"The Moghul" by Thomas Hoover
Besides these apparatus, she was likewise the inventor of an astrolabe and a planisphere.
"Woman in Science" by John Augustine Zahm
These were the quadrant and astrolabe, as known to all.
"The Letters of Amerigo Vespucci" by Amerigo Vespucci
First the sun's altitude is found by means of the revolving rule at the back of the astrolabe.
"Astronomical Lore in Chaucer" by Florence M. Grimm
The Portuguese first made that possible by using astronomical observations and inventing the quadrant and the astrolabe.
"The South American Republics Part I of II" by Thomas C. Dawson

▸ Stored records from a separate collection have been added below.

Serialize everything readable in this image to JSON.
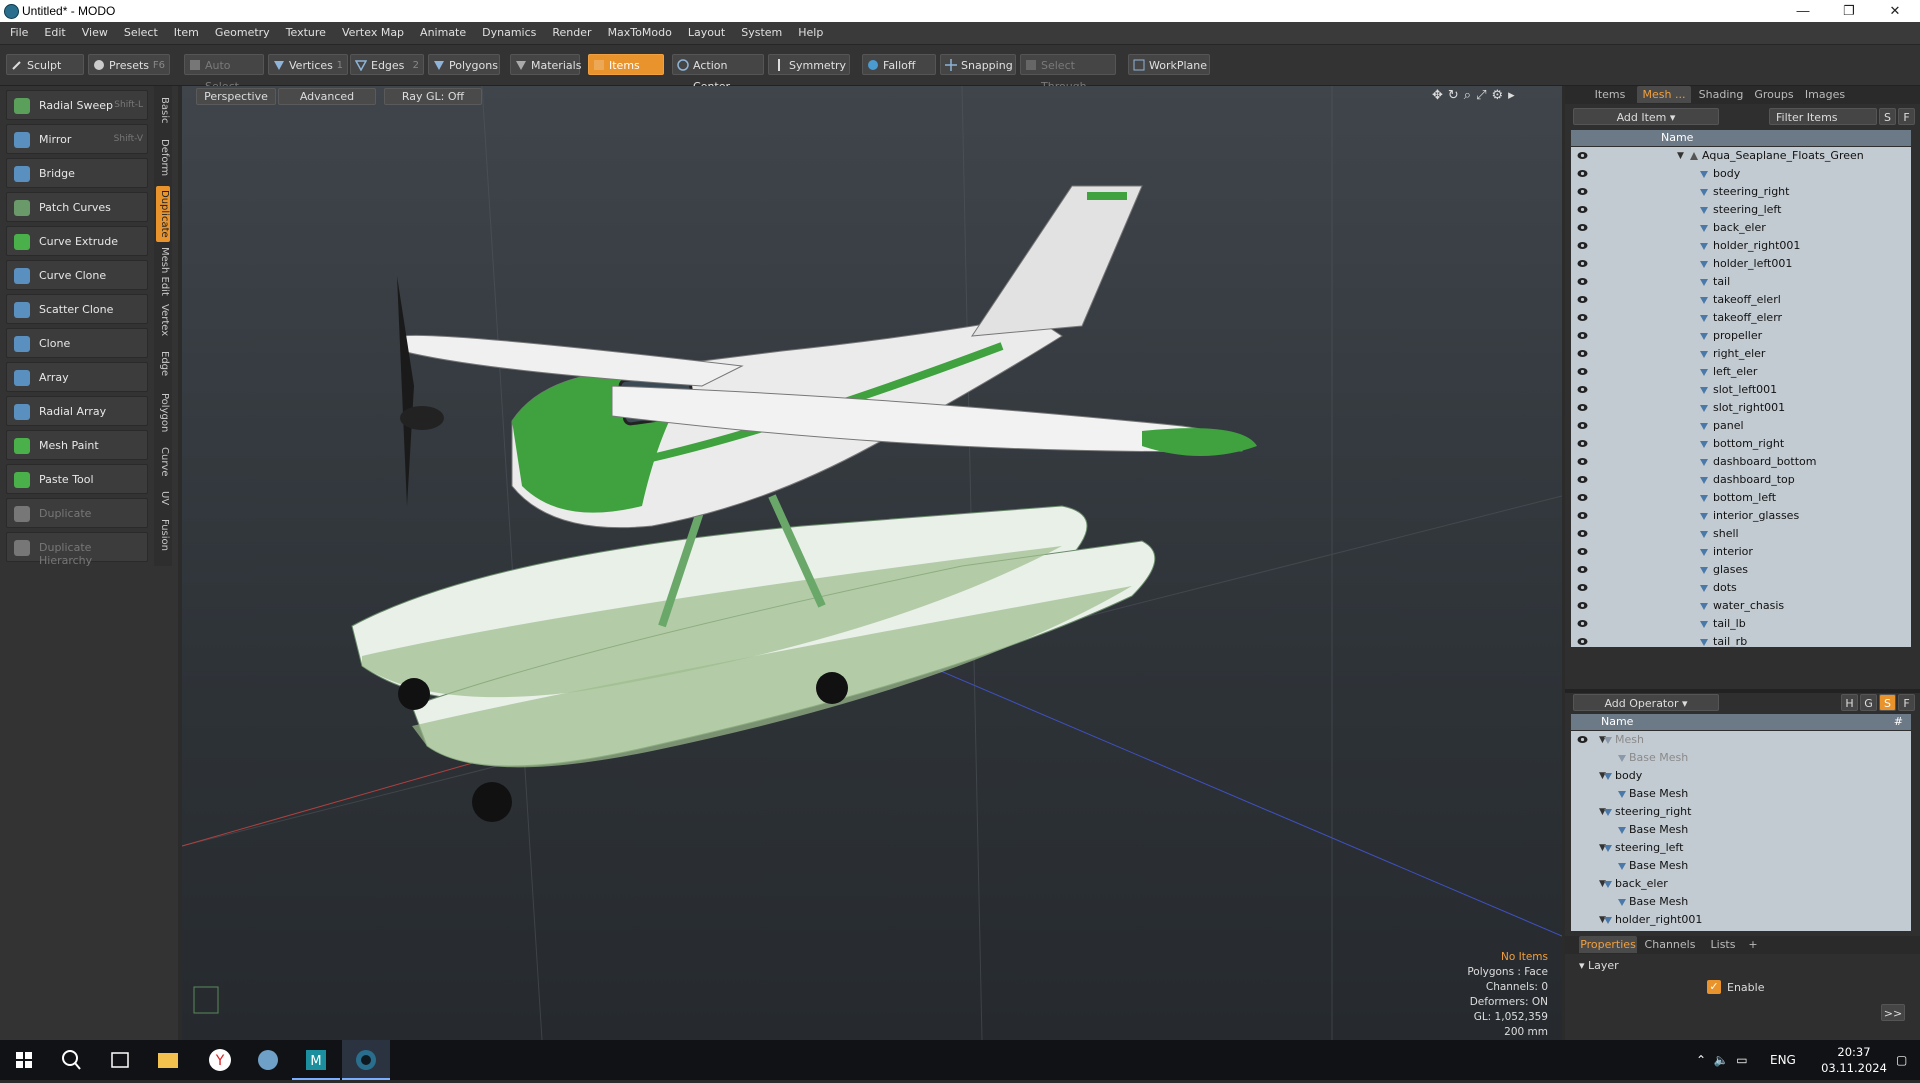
{
  "window": {
    "title": "Untitled* - MODO",
    "min_symbol": "—",
    "max_symbol": "❐",
    "close_symbol": "✕"
  },
  "menu": [
    "File",
    "Edit",
    "View",
    "Select",
    "Item",
    "Geometry",
    "Texture",
    "Vertex Map",
    "Animate",
    "Dynamics",
    "Render",
    "MaxToModo",
    "Layout",
    "System",
    "Help"
  ],
  "toolbar": {
    "sculpt": "Sculpt",
    "presets": "Presets",
    "presets_key": "F6",
    "auto_select": "Auto Select",
    "vertices": "Vertices",
    "vertices_key": "1",
    "edges": "Edges",
    "edges_key": "2",
    "polygons": "Polygons",
    "materials": "Materials",
    "items": "Items",
    "action_center": "Action Center",
    "symmetry": "Symmetry",
    "falloff": "Falloff",
    "snapping": "Snapping",
    "select_through": "Select Through",
    "workplane": "WorkPlane"
  },
  "tools": [
    {
      "label": "Radial Sweep",
      "key": "Shift-L",
      "icon": "radial-sweep-icon"
    },
    {
      "label": "Mirror",
      "key": "Shift-V",
      "icon": "mirror-icon"
    },
    {
      "label": "Bridge",
      "key": "",
      "icon": "bridge-icon"
    },
    {
      "label": "Patch Curves",
      "key": "",
      "icon": "patch-curves-icon"
    },
    {
      "label": "Curve Extrude",
      "key": "",
      "icon": "curve-extrude-icon"
    },
    {
      "label": "Curve Clone",
      "key": "",
      "icon": "curve-clone-icon"
    },
    {
      "label": "Scatter Clone",
      "key": "",
      "icon": "scatter-clone-icon"
    },
    {
      "label": "Clone",
      "key": "",
      "icon": "clone-icon"
    },
    {
      "label": "Array",
      "key": "",
      "icon": "array-icon"
    },
    {
      "label": "Radial Array",
      "key": "",
      "icon": "radial-array-icon"
    },
    {
      "label": "Mesh Paint",
      "key": "",
      "icon": "mesh-paint-icon"
    },
    {
      "label": "Paste Tool",
      "key": "",
      "icon": "paste-tool-icon"
    },
    {
      "label": "Duplicate",
      "key": "",
      "icon": "duplicate-icon"
    },
    {
      "label": "Duplicate Hierarchy",
      "key": "",
      "icon": "duplicate-hierarchy-icon"
    }
  ],
  "side_tabs": [
    "Basic",
    "Deform",
    "Duplicate",
    "Mesh Edit",
    "Vertex",
    "Edge",
    "Polygon",
    "Curve",
    "UV",
    "Fusion"
  ],
  "viewport": {
    "view": "Perspective",
    "mode": "Advanced",
    "raygl": "Ray GL: Off",
    "info": {
      "items": "No Items",
      "polygons": "Polygons : Face",
      "channels": "Channels: 0",
      "deformers": "Deformers: ON",
      "gl": "GL: 1,052,359",
      "scale": "200 mm"
    }
  },
  "right_tabs": [
    "Items",
    "Mesh ...",
    "Shading",
    "Groups",
    "Images"
  ],
  "items_panel": {
    "add_item": "Add Item",
    "filter": "Filter Items",
    "s_btn": "S",
    "f_btn": "F",
    "name_header": "Name",
    "root": "Aqua_Seaplane_Floats_Green",
    "children": [
      "body",
      "steering_right",
      "steering_left",
      "back_eler",
      "holder_right001",
      "holder_left001",
      "tail",
      "takeoff_elerl",
      "takeoff_elerr",
      "propeller",
      "right_eler",
      "left_eler",
      "slot_left001",
      "slot_right001",
      "panel",
      "bottom_right",
      "dashboard_bottom",
      "dashboard_top",
      "bottom_left",
      "interior_glasses",
      "shell",
      "interior",
      "glases",
      "dots",
      "water_chasis",
      "tail_lb",
      "tail_rb"
    ]
  },
  "operator_panel": {
    "add_operator": "Add Operator",
    "name_header": "Name",
    "hash_header": "#",
    "h_btn": "H",
    "g_btn": "G",
    "s_btn": "S",
    "f_btn": "F",
    "rows": [
      {
        "label": "Mesh",
        "level": 0,
        "dim": true
      },
      {
        "label": "Base Mesh",
        "level": 1,
        "dim": true
      },
      {
        "label": "body",
        "level": 0,
        "dim": false
      },
      {
        "label": "Base Mesh",
        "level": 1,
        "dim": false
      },
      {
        "label": "steering_right",
        "level": 0,
        "dim": false
      },
      {
        "label": "Base Mesh",
        "level": 1,
        "dim": false
      },
      {
        "label": "steering_left",
        "level": 0,
        "dim": false
      },
      {
        "label": "Base Mesh",
        "level": 1,
        "dim": false
      },
      {
        "label": "back_eler",
        "level": 0,
        "dim": false
      },
      {
        "label": "Base Mesh",
        "level": 1,
        "dim": false
      },
      {
        "label": "holder_right001",
        "level": 0,
        "dim": false
      }
    ]
  },
  "properties_panel": {
    "tabs": [
      "Properties",
      "Channels",
      "Lists",
      "+"
    ],
    "section": "Layer",
    "enable": "Enable",
    "more": ">>"
  },
  "taskbar": {
    "lang": "ENG",
    "time": "20:37",
    "date": "03.11.2024"
  },
  "colors": {
    "accent": "#e8932c",
    "list_bg": "#c3cbd2",
    "header": "#6c7a87"
  }
}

In news:

It ran aground in October on the Astrolabe Reef in Tauranga, New Zealand.
The container ship Rena sits in two pieces on Astrolabe Reef off the coast of Tauranga.
A diving group will tomorrow make a renewed call for the stricken cargo ship Rena to remain on Astrolabe Reef as an underwater tourist attraction.
Step aboard the deck of a ship and try your hand at steering, look through the telescope at a distant harpooner battling a whale, or marvel at the mystery of the gold astrolabe.

In science:

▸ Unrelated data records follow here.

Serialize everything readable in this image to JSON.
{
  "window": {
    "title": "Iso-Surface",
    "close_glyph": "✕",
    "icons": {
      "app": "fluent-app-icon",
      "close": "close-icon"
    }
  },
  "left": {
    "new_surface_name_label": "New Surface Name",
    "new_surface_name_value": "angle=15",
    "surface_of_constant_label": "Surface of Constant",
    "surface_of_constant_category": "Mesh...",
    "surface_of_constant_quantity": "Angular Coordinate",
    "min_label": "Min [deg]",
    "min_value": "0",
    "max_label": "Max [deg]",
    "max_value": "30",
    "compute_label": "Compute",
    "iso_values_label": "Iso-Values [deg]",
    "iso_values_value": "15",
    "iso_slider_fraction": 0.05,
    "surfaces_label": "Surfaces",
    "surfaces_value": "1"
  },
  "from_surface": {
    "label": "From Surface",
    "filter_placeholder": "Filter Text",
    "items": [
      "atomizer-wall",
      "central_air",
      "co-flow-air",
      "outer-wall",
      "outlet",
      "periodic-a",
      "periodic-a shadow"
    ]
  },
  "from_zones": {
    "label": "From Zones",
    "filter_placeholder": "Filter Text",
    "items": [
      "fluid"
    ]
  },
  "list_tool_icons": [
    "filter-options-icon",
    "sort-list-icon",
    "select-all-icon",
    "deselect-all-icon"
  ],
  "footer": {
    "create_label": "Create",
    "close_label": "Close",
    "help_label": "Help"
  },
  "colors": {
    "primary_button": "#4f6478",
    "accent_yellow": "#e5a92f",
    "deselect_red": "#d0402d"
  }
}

No, the method in general is not new, but it did seem to blossom in the literature this year. (3) And what Badacke-Damijni and Roselot (2006) describe as a modern astrolabe.
Astrophysics in 2006
The astrolabe, of course, but also the nocturnal, armillary spheres, cross staff, quadrant, dioptra, and (on p. 193) that funny-looking star-burst on a stick that old astronomers (we mean 15th century or something, not ourselves) are sometimes shown holding.
Astrophysics in 2006
One of the instruments used was called ”Merkhet,” (similar to an astrolabe), which could mean ”indicator.” It consisted of a horizontal, narrow wooden bar with a hole near one end, through which the astronomer would look to fix the position of the star.
Senenmut: An Ancient Egyptian Astronomer